Origins of Mindfulness

Mindfulness can be traced back thousands of years, but today it is known as a modern, secular (non-religious) practice.

For most of the Western world, mindfulness is not used to practice any particular religion, but as a

method to improve mental health fitness.

Western mindfulness has gained popularity as a method that supports people from all walks of life in directing focus, drawing awareness to our experience, regulating emotion, and coping with stress, anxiety, and depression.

It has evolved over three distinct phases:



Mindful-Based Interventions

Early Research

The first wave of modern secular applications began about 40 years ago through the work of Jon Kabat-Zinn, who is considered the founder of modern mindfulness.

Jon’s work led to Mindfulness-Based Interventions (or MBIs). His work proved very successful for patients in reducing pain, improving well-being, and decreasing stress.

And now, MBIs are used in schools all around the globe!

Mental Health and Brain Research

In the 1990s, mindfulness treatments helped patients with clinical depression. Researchers found evidence indicating that practicing mindfulness reduces rates of depression by 50% among patients who suffer from recurrent depression.
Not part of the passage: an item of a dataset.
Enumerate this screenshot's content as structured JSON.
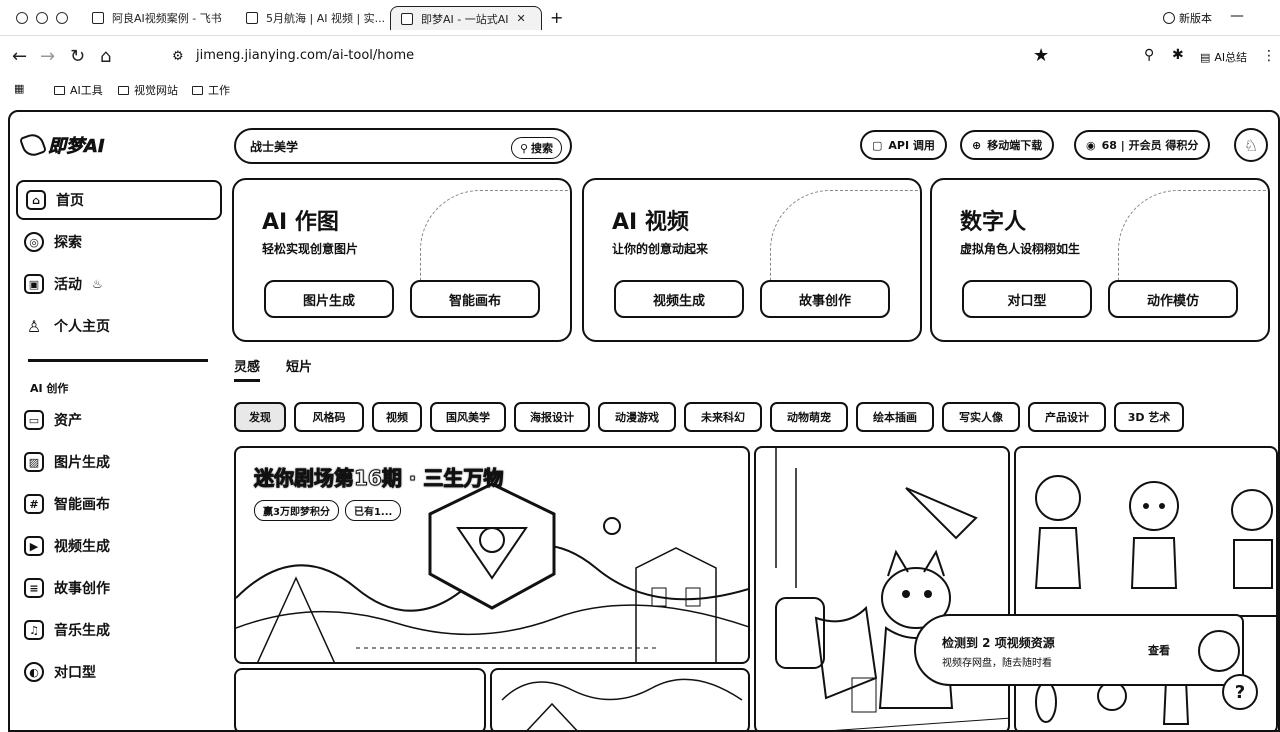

In the last 20 years, mindfulness research has focused more on the neurobiological impacts and the significant increase in the gray matter of the regions involved in learning, memory, and emotion regulation – also known as the prefrontal cortex, the hippocampus, and the amygdala.*

Mindfulness Research

In the Classroom

Adoption in Education

Finally, classroom educators focused on teaching mindfulness to teachers and students to improve academic success, create more harmonious classrooms, and support wellbeing.

Today, it’s being offered in hospitals, clinics, schools, and universities worldwide! Many colleges and universities even have courses and departments dedicated to the teaching and practice of mindfulness, such as Denison University in Ohio and the University of Pittsburgh in Pennsylvania.

* Reference
Hölzel, B. K., Carmody, J., Vangel, M., Congleton, C., Yerramsetti, S. M., Gard, T., & Lazar, S. W. (2011). Mindfulness practice leads to increases in regional brain gray matter density. Psychiatry Research: Neuroimaging, 191(1), 36–43.

“Rather than remove stress, mindfulness helps us learn to relate to stress differently. It may seem surprising that something as simple as listening to sounds or paying attention to our breath can help us learn to respond in a healthy way, but it’s what science is showing.”

-Julie Braumberger

The most important thing to realize is that this practice has demonstrated and proven health benefits.

Let’s explore them now 😊